Alternate names: Producers, Elder Thing Food, Chemotroph Shoggoths, Pando II/Pando Jr (one specific entity)
Some shoggoths, whether by design or evolution, developed as autotrophs—organisms that produce their own food source using a combination light, water, and/or other chemicals. While the most common autotrophs people are familiar with are plants, which create their food source via photosynthesis, most autotrophic shoggoths rely on chemosynthesis. Living along hydrothermal vents in the darkest depths of the Earth’s oceans, they have no natural predators…luckily, their metabolic process for converting hydrogen sulfides into food is inefficient, which keeps them from growing and/reproducing unchecked.
In their natural habitat, autotroph shoggoths tend to be on the small side for shoggoths, and relatively docile. They get everything they need right where they’re at, be it methane or hydrogen sulfide or some other inorganic food source. It is when outside sources start to meddle in the (un)natural order of shoggoth-life that instability enters their life, and like most living things, they don’t always do well with change.
Alternate names: putrefying caecillians, giant vermiforms of the lake, accidental lake apodas-ghouls
These caecillians first encounters Gla’aki in a freshwater lake in some tropical clime. Coming up from the mud on the lake bottom, and brushing against/being poked by the many spines of the Great Old One. Over time, they mutated and changed, growing semi-dependent on the fluid that sometimes leaked from pointy protusions. Those close to Gla’aki would even be pulled along with it, to other lakes when the Great Old One would reform in another shard. As such, they’ve spread across the globe.
The core of these creatures, all forms of Revenant, in fact, are outsider spirits of hate and vengeance which were never human, that have been attracted to individuals who’ve died due to betrayal. These outsider spirits bond with the dying person to reanimate the body, reanimating it for the purposes of enacting vengeance. This vengeance could be against a specific individual, an organization, a family or community, or even society as a whole.
Thus Lowyatar named her offspringElias Lönnrot, Kalevala, Rune XLV, 1888
Colic, Pleurisy, and Fever,
Ulcer, Plague, and dread Consumption,
Gout, Sterility, and Cancer.
Alternate names: siphonophores of disease, progeny of Syöjätär, malady of the East Wind
Millions of virulent zooids comprise this colonies that form this highly infectious, floating creature. A polyp-like colony forms a large central bud, almost resembling a closed rosebud that quickly blossoms into a gaping maw of teeth when it suddenly decides it’s time to eat something. From this, the yellowy-orange original bud, it asexually produces myriad short, pink-hued fleshy tentacles that act as feelers in tight quarters, and can be used to grab and hold things. Below these are seven trumpet-like appendages, packed with extrasensory organs, allowing the eyeless horror to sense its surroundings out to a few hundred feet. Each one is spotted yellow and orange, and ends in a flower-like aperture that opens or closes depending on what it’s sensing/using. Below comes a cluster of tiny, purply-pink sacs, dangling down beneath the body like its entrails. And floating around the entire siphonopore, nine writhing tentactles that house disease-packed cnidocytes.

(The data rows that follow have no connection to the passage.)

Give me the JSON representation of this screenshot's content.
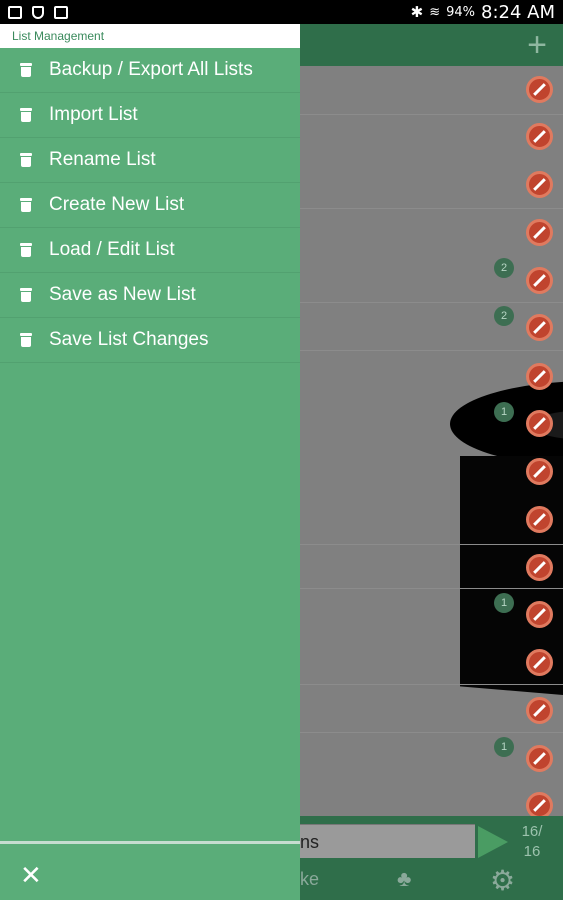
{
  "status_bar": {
    "battery": "94%",
    "time": "8:24 AM"
  },
  "drawer": {
    "title": "List Management",
    "items": [
      {
        "label": "Backup / Export All Lists"
      },
      {
        "label": "Import List"
      },
      {
        "label": "Rename List"
      },
      {
        "label": "Create New List"
      },
      {
        "label": "Load / Edit List"
      },
      {
        "label": "Save as New List"
      },
      {
        "label": "Save List Changes"
      }
    ],
    "close_icon": "close-icon"
  },
  "background": {
    "add_icon": "plus-icon",
    "badges": [
      "2",
      "2",
      "1",
      "1",
      "1"
    ],
    "search_text": "ns",
    "count_top": "16/",
    "count_bottom": "16",
    "bottom_label": "ke"
  }
}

According to Aboriginal folklore, the Yara-ma-yha-who are three to four feet tall and resemble a red-skinned, bipedal frog. Their fingertips and toes are described as having “octopus-like” suckers, while their face is dominated by a wide, toothless, frog-like mouth, large enough to engulf a person.

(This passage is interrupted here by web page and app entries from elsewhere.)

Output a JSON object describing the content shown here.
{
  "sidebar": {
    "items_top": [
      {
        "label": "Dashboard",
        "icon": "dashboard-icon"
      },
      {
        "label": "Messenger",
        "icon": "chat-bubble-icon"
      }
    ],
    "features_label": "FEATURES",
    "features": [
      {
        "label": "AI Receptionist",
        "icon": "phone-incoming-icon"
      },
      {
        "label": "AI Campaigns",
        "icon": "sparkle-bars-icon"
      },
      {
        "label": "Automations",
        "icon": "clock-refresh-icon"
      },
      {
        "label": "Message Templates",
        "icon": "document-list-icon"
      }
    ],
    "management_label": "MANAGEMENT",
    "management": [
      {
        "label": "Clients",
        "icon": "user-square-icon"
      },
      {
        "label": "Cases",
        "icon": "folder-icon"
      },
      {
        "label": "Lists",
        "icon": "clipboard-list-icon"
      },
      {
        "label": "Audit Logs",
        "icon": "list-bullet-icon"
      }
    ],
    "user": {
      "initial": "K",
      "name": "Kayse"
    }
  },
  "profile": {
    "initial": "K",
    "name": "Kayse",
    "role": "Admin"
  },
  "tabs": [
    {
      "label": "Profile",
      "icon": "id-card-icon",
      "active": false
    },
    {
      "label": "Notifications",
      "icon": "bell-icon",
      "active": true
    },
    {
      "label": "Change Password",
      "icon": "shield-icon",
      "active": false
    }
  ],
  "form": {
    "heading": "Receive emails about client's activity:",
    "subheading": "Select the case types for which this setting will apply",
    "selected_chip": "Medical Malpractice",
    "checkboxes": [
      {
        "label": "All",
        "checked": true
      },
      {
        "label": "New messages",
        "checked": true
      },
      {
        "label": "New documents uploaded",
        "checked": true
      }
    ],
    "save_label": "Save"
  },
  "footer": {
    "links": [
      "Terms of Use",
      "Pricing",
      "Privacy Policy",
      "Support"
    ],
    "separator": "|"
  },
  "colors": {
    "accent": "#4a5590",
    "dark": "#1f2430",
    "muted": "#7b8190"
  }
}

“…in the lands of the Arabs, there are men 70 or 80 years old who are willing to give their bodies to save others. Such a one takes no more food or drink, only bathing and eating a little honey, till after a month his excreta are nothing but honey; then death ensues. His compatriots place the body to macerate in a stone coffin full of honey, with an inscription giving the year and month of burial. After a hundred years, the seals are removed and the confection so formed used for the treatment of wounds and fractures of the body and limbs—only a small amount taken internally is needed for the cure.”—Li Shizhen, Bencao Gangmu, 1596
In ancient times, people nearing the end of their life, wishing to provide for their families and community, would begin the process to become a mellified man. They would foreswear all food but honey, and begin to ritually purify their mind and body. Oftentimes aided by others, cists were prepared for their body, and upon death, they’d be laid to rest within the stone coffin, which was then filled with honey and sealed. The month and year of the death would be chiseled into one side.